Josephine Baker was one of the most famous flappers and black entertainers of the 1920’s and 30’s whose fashion choices broke the mould and allowed her to reclaim her image as a black woman, most importantly through her banana flapper dress. While performing in Paris in 1926 Baker wore a skirt made of rubber bananas and jewellery to cover her breasts. What this outfit managed to do was play on the imagination of white men at the time and the stereotypes surrounding black culture and its savagery by exaggerating all of these stereotypes that white people believed. She still influences fashion to this day with modern black female fashion icons such as Beyoncé and Rihanna wearing looks inspired by her.
4. Robin Morgan
One of the organisers of the Miss America protest in 1968 who threw symbol of women’s oppression through clothing and domestic objects into the Freedom Trash Can. While the story goes that bras were burnt as a show of women’s protest against their oppression by the patriarchy Morgan debunks this myth and tells how women threw lipstick and high heels as well as bras into the Freedom Trash Can as a show that women would be influenced no more by beauty standards that the patriarchy imposed on them.
5. Grace Jones
In her Nightclubbing album cover of 1981 Grace Jones is pictured in a tailored suit jacket, cigarette in mouth and signature flat top haircut.

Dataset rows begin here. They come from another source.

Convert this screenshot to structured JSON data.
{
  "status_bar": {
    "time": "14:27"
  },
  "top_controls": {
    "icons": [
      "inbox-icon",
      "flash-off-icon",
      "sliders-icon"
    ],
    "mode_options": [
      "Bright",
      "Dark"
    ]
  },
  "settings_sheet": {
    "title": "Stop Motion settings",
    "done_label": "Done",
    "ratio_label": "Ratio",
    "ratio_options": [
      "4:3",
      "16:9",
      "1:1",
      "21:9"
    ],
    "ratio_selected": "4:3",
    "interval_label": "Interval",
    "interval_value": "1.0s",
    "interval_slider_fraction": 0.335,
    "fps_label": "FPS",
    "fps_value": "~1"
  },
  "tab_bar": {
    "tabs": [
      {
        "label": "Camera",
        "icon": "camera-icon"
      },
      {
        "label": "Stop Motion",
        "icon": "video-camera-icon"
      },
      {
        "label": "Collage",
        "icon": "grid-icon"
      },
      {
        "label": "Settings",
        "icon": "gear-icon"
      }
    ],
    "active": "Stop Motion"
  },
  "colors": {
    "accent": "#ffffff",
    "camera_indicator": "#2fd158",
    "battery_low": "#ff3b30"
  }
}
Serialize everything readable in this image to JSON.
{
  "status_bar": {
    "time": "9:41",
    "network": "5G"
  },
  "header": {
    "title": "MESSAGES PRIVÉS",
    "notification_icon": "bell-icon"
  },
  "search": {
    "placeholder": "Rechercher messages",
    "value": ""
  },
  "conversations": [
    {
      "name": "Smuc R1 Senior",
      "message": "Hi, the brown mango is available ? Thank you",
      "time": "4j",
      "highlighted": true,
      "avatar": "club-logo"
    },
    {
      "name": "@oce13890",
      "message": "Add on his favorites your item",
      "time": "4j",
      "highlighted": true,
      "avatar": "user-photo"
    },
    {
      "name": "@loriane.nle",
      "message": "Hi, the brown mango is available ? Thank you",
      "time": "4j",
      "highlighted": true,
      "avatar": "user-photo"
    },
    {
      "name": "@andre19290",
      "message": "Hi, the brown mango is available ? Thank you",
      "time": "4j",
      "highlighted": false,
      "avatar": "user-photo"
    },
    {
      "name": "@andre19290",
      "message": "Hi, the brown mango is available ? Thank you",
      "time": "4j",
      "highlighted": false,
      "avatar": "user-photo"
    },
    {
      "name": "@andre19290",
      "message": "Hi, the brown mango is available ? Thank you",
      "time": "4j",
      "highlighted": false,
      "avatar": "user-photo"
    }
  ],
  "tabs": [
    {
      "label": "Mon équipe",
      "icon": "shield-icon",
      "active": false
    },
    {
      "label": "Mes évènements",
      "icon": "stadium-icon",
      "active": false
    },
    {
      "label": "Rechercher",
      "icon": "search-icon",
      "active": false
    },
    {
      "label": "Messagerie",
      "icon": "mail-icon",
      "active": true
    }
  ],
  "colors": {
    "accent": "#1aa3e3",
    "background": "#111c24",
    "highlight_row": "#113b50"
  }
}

Grace Jones was arguably the catalyst for the androgynous crossdressing of the 1980’s. She redefined the beauty standards for women and how women were “meant” to dress, challenging even deeper the categories of feminine and masculine.
Certainly one of the biggest fashion icons ever, Madonna has been a paragon of fashion risks ever since her emergence on the music scene in the 1980’s. Her most iconic look, in my opinion, is the cone bra first designed by Jean Paul Gaultier and worn on tour in 1990 during her Blond Ambition phase. What Madonna did was to shake up the idea of women’s sexuality as taboo and help women embrace it, wearing underwear as outerwear and exaggerating and thus reclaiming the sexualisation of women’s bodies by the patriarchy.
7. Ibtihaj Muhammad
Fencer Ibtihaj Muhammad was the first Muslim American woman to wear a hijab while competing for the U.S in the Olympics in 2016. While other Muslim women have worn hijabs to compete in sports such as weightlifter Kulsum Abdullah in 2011 and track runner Sarah Attar in 2012, Ibtihaj gave the issue a worldwide platform showing Muslim women and girls that they are not and should not be prohibited from playing the sports that they love and competing just because of their religion and choice of dress. She has had the first hijab wearing Barbie modelled after her and has influenced Nike’s Pro Hijab campaign of 2017.
8. Rachel McAdams
I give Rachel McAdams the last spot on this list of inspirational women because of her cover of Girls Girls Girls magazine in 2018 where she is pictured in head to toe Versace, modelling Bulhari jewellery and accessorizing with breast pumps affixed to her chest. With this cover Rachel manages to show how badass mothers truly are and obliterates stereotypes of breast feeding as scary, unnatural or disgusting. Remember Nigel Farage’s comments from 2014 that breastfeeding mothers should sit in a corner? I think the cover of a magazine is far more appropriate.